OUT OF all the four members of Ride – Mark, Andy, Loz and Steve, it’s hands down Andy who’s had the most varied and viable extra-curricular activities.
There was Hurricane #1, his Britpoppish outfit from immediately following the black nite crash of first-era Ride, who grazed the top 20 with “Only the Strongest Will Survive.”
Following that band’s two LPs, he moved through a brief gun-for-hire slot with Gay Dad and on into all-conquering Oasis, staying on the Liam side of that rupture in Beady Eye.
The circle seemed complete with the glorious reformation of Ride, but Andy still had a hankering after a more recherche electronica outlet, which was given voice in the shape of last year’s warmly-received Dissident set, under his GLOK nom-de-plume.
And now Dissident itself has come back for a further tinkering, a further exploration, in the shape of Dissident Remixed, for which Andy has gathered a guest list of the great and innovative to push the original furthur.
It all kicks off with London graffiti legend Richard Sen, whose rerub of the title track pushes out on a raft of a punchy, rock-paced break, all layered up with space disco lofts, electro insistence and a certain Daft Punk-like cosmos vibe. It’s music to skin up to at a rave at an observatory.
GLOK labelmate Franz Kirmann pulls a similar tone on his M25 Mix of “Kolokol”. You want to sashay to this one. It’s trancy in the best sense, not in the much-abused sense: it pulses and mantras and wants the space inside your skull.
Chloé Raunet, as C.A.R., has more eerie, downbeat things to say with “Weaver”. There’s distant samples with that Boards of Canada memory-unsteadiness. It has proper hauntological proudness; it’s looking back at Earth from a pristine white pod on the red planet.
Andy looks his electronica in the mirror with his own retake on “Pulsing”. The kick drum is right at the back, gently nudging; the synth textures up front wow and flutter over piano notes, scattered over the horizon. Imagine Basic Channel getting just slightly more Ghost Box in their minimal scaping.
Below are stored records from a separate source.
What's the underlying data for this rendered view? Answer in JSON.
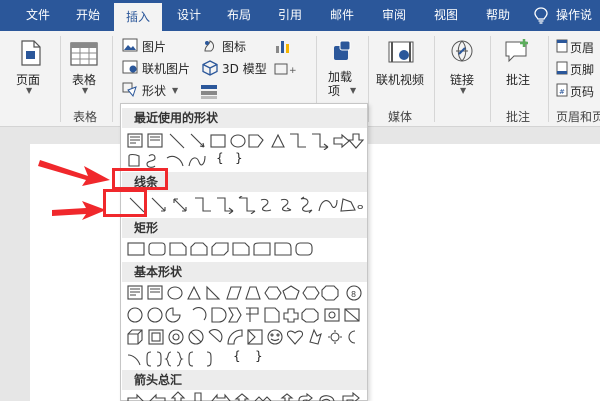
{
  "tabs": [
    "文件",
    "开始",
    "插入",
    "设计",
    "布局",
    "引用",
    "邮件",
    "审阅",
    "视图",
    "帮助",
    "操作说明"
  ],
  "active_tab": "插入",
  "ribbon": {
    "page_label": "页面",
    "table_label": "表格",
    "table_group": "表格",
    "picture": "图片",
    "online_picture": "联机图片",
    "shapes": "形状",
    "icons": "图标",
    "model3d": "3D 模型",
    "addins": "加载\n项",
    "online_video": "联机视频",
    "media_group": "媒体",
    "link": "链接",
    "comment": "批注",
    "comment_group": "批注",
    "header_footer_group": "页眉和页",
    "header": "页眉",
    "footer": "页脚",
    "page_number": "页码"
  },
  "dropdown": {
    "sections": [
      "最近使用的形状",
      "线条",
      "矩形",
      "基本形状",
      "箭头总汇"
    ],
    "recent_text_chars": [
      "{",
      "}"
    ],
    "basic_text_chars": [
      "{",
      "}"
    ]
  },
  "colors": {
    "brand": "#2b579a",
    "callout": "#f0282c"
  },
  "icons": [
    "lightbulb-icon",
    "page-icon",
    "table-icon",
    "picture-icon",
    "shapes-icon",
    "icons-icon",
    "3d-model-icon",
    "chart-icon",
    "addins-icon",
    "video-icon",
    "link-icon",
    "comment-icon",
    "header-icon"
  ]
}
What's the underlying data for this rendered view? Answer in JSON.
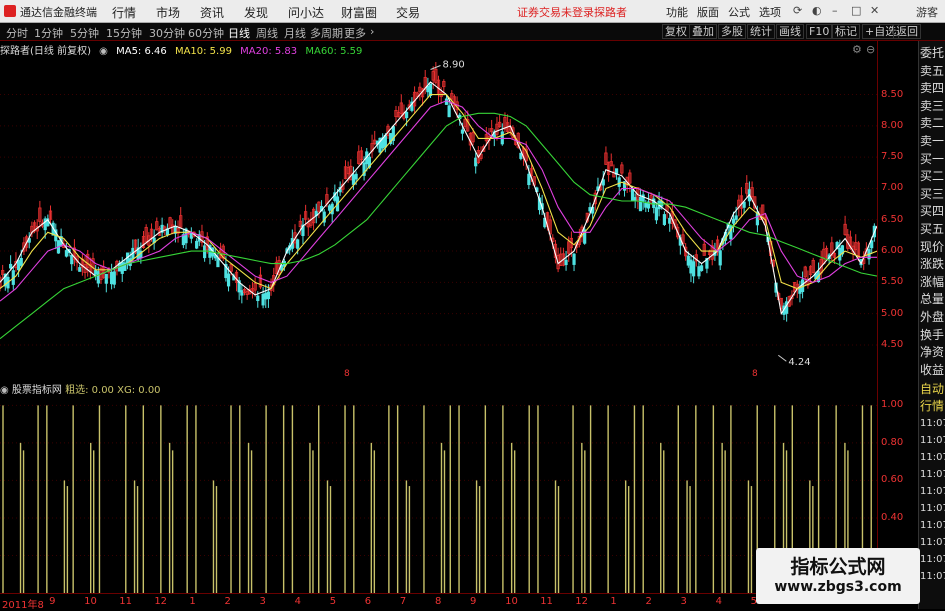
{
  "app": {
    "title": "通达信金融终端",
    "menu": [
      "行情",
      "市场",
      "资讯",
      "发现",
      "问小达",
      "财富圈",
      "交易"
    ],
    "warning": "证券交易未登录",
    "user_link": "探路者",
    "right_menu": [
      "功能",
      "版面",
      "公式",
      "选项"
    ],
    "guest_label": "游客"
  },
  "toolbar": {
    "periods": [
      "分时",
      "1分钟",
      "5分钟",
      "15分钟",
      "30分钟",
      "60分钟",
      "日线",
      "周线",
      "月线",
      "多周期",
      "更多"
    ],
    "active_period": "日线",
    "right_buttons": [
      "复权",
      "叠加",
      "多股",
      "统计",
      "画线",
      "F10",
      "标记",
      "+自选",
      "返回"
    ]
  },
  "chart_info": {
    "stock_label": "探路者(日线 前复权)",
    "ma5": "MA5: 6.46",
    "ma10": "MA10: 5.99",
    "ma20": "MA20: 5.83",
    "ma60": "MA60: 5.59",
    "colors": {
      "ma5": "#ffffff",
      "ma10": "#f2e24a",
      "ma20": "#e040e0",
      "ma60": "#37d437",
      "up": "#e83030",
      "down": "#4fe2e2",
      "indicator": "#c8c26a"
    }
  },
  "indicator_info": {
    "name": "股票指标网",
    "coarse": "粗选: 0.00",
    "xg": "XG: 0.00"
  },
  "side_panel": {
    "items": [
      "委托",
      "卖五",
      "卖四",
      "卖三",
      "卖二",
      "卖一",
      "买一",
      "买二",
      "买三",
      "买四",
      "买五",
      "现价",
      "涨跌",
      "涨幅",
      "总量",
      "外盘",
      "换手",
      "净资",
      "收益"
    ],
    "auto_label": "自动",
    "quote_label": "行情",
    "times": [
      "11:07",
      "11:07",
      "11:07",
      "11:07",
      "11:07",
      "11:07",
      "11:07",
      "11:07",
      "11:07",
      "11:07"
    ]
  },
  "chart_data": [
    {
      "type": "candlestick",
      "y_axis_ticks": [
        "8.50",
        "8.00",
        "7.50",
        "7.00",
        "6.50",
        "6.00",
        "5.50",
        "5.00",
        "4.50"
      ],
      "ylim": [
        4.1,
        9.1
      ],
      "annotations": {
        "high_label": "8.90",
        "low_label": "4.24"
      },
      "marker_labels": [
        "8",
        "8"
      ],
      "series": [
        {
          "name": "MA5",
          "values": [
            5.5,
            5.8,
            6.3,
            6.5,
            6.1,
            5.8,
            5.6,
            5.7,
            5.9,
            6.1,
            6.3,
            6.4,
            6.3,
            6.1,
            5.8,
            5.5,
            5.3,
            5.4,
            6.0,
            6.4,
            6.6,
            6.9,
            7.2,
            7.5,
            7.8,
            8.1,
            8.4,
            8.7,
            8.5,
            8.0,
            7.5,
            7.9,
            8.0,
            7.4,
            6.7,
            5.8,
            6.0,
            6.6,
            7.3,
            7.2,
            6.9,
            6.8,
            6.6,
            6.0,
            5.8,
            6.0,
            6.6,
            6.9,
            6.4,
            5.0,
            5.4,
            5.6,
            5.9,
            6.2,
            5.8,
            6.4
          ]
        },
        {
          "name": "MA10",
          "values": [
            5.4,
            5.6,
            6.0,
            6.3,
            6.2,
            5.9,
            5.7,
            5.7,
            5.8,
            6.0,
            6.2,
            6.3,
            6.3,
            6.2,
            5.9,
            5.7,
            5.5,
            5.4,
            5.8,
            6.1,
            6.4,
            6.7,
            7.0,
            7.3,
            7.6,
            7.9,
            8.2,
            8.5,
            8.5,
            8.2,
            7.8,
            7.8,
            7.9,
            7.6,
            7.0,
            6.3,
            6.1,
            6.4,
            7.0,
            7.1,
            7.0,
            6.9,
            6.7,
            6.3,
            6.0,
            6.0,
            6.4,
            6.7,
            6.5,
            5.5,
            5.4,
            5.5,
            5.8,
            6.0,
            5.9,
            6.0
          ]
        },
        {
          "name": "MA20",
          "values": [
            5.2,
            5.4,
            5.7,
            6.0,
            6.1,
            6.0,
            5.8,
            5.7,
            5.8,
            5.9,
            6.0,
            6.2,
            6.3,
            6.2,
            6.0,
            5.8,
            5.6,
            5.5,
            5.6,
            5.9,
            6.2,
            6.5,
            6.8,
            7.1,
            7.4,
            7.7,
            8.0,
            8.3,
            8.4,
            8.3,
            8.0,
            7.8,
            7.8,
            7.7,
            7.3,
            6.7,
            6.3,
            6.3,
            6.7,
            7.0,
            7.0,
            6.9,
            6.8,
            6.5,
            6.2,
            6.0,
            6.2,
            6.5,
            6.6,
            6.0,
            5.6,
            5.5,
            5.6,
            5.8,
            5.9,
            5.9
          ]
        },
        {
          "name": "MA60",
          "values": [
            4.6,
            4.8,
            5.0,
            5.2,
            5.4,
            5.5,
            5.6,
            5.7,
            5.8,
            5.85,
            5.9,
            5.95,
            6.0,
            6.0,
            5.95,
            5.9,
            5.85,
            5.8,
            5.8,
            5.85,
            5.95,
            6.1,
            6.3,
            6.5,
            6.8,
            7.1,
            7.4,
            7.7,
            8.0,
            8.15,
            8.2,
            8.2,
            8.15,
            8.0,
            7.7,
            7.4,
            7.1,
            6.9,
            6.85,
            6.8,
            6.8,
            6.75,
            6.75,
            6.7,
            6.6,
            6.5,
            6.4,
            6.3,
            6.25,
            6.15,
            6.05,
            5.95,
            5.85,
            5.75,
            5.65,
            5.6
          ]
        }
      ]
    },
    {
      "type": "bar",
      "y_axis_ticks": [
        "1.00",
        "0.80",
        "0.60",
        "0.40",
        "0.20"
      ],
      "ylim": [
        0,
        1.05
      ],
      "values": [
        1,
        0,
        0.8,
        0,
        1,
        1,
        0,
        0.6,
        1,
        0,
        0.8,
        1,
        0,
        0,
        1,
        0.6,
        1,
        0,
        1,
        0.8,
        0,
        1,
        1,
        0,
        0.6,
        0,
        1,
        1,
        0.8,
        0,
        1,
        0,
        1,
        1,
        0,
        0.8,
        1,
        0.6,
        0,
        1,
        1,
        0,
        0.8,
        0,
        1,
        1,
        0.6,
        0,
        1,
        0,
        0.8,
        1,
        1,
        0,
        0.6,
        1,
        0,
        1,
        0.8,
        0,
        1,
        1,
        0,
        0.6,
        0,
        1,
        0.8,
        1,
        0,
        1,
        0,
        0.6,
        1,
        1,
        0,
        0.8,
        0,
        1,
        0.6,
        1,
        0,
        1,
        0.8,
        1,
        0,
        0.6,
        1,
        0,
        1,
        0.8,
        1,
        0,
        0.6,
        1,
        0,
        1,
        0.8,
        0,
        1,
        1
      ]
    }
  ],
  "date_axis": [
    "2011年8",
    "9",
    "10",
    "11",
    "12",
    "1",
    "2",
    "3",
    "4",
    "5",
    "6",
    "7",
    "8",
    "9",
    "10",
    "11",
    "12",
    "1",
    "2",
    "3",
    "4",
    "5",
    "6",
    "7",
    "8"
  ],
  "watermark": {
    "line1": "指标公式网",
    "line2": "www.zbgs3.com"
  }
}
Not forgetting his roots over on the analogue side of things, there’s big shoegazey shimmer, too; nice.
A personal highlight is Timothy Clerkin’s take on “Projected Sounds”; there’s haze, retro synth motifs, discorporeal female voices. I want this loud on vinyl with a sunset. Preferably in a twin-sun sort of galaxy. Guitars are overdriven, hum and fuzz, growl, just barely suppressed.
RIP Andrew Weatherall, a true gent. One of his last creative acts before he left us would’ve been his Sabres-style, cinematic sweep across “Cloud Cover”, gentle and occasionally eerie by turns, with that classic Weatherall boom and skitter.
Minotaur Shock has always been one of the more interesting artists on the edge of the downbeats scene. Now also happily at home at Bytes after stints at Melodic and 4AD, he brings a little introspective atmosphere. It’s playful and textured and ethereal. Yum.
James Kenneth Chapman, who records as Maps, has also gradually sidled in from leftfield to an eventual Mute contract. His reversioning of “Pulsing” is beautiful and filmic, almost Nordic, with a real elegance. Massive bass threnody well … pulses, Music for glaciers, this.
Your journey is completed with an additional dub on “Kolokol” from Franz Kirmann, which is ooh, soo tremulously burbling and alien; and another GLOK retake on the title track, bringing it right out into krautrock.
In summary? As any remix project is, it’s more of a fractal journey than a unified whole. Yet there’s a real cohesion here. The leading edge of the album has much, much more knowledge of a techno club dancefloor than you would imagine any Ride-related album to have business to be; as it journeys on, it loosens up and stretches, gets eerier and increasingly deep in its textures. Snag a vinyl copy if you can. I sense this one will reward a lot of 2am plays.
GLOK’s Dissident Remixed will be released by Bytes on August 7th on digital and limited edition, double-gatefold, transparent blue and pink splatter vinyl, with extended sleevenotes from Andy Bell on the music that influenced GLOK. Pre-order yours at Bandcamp.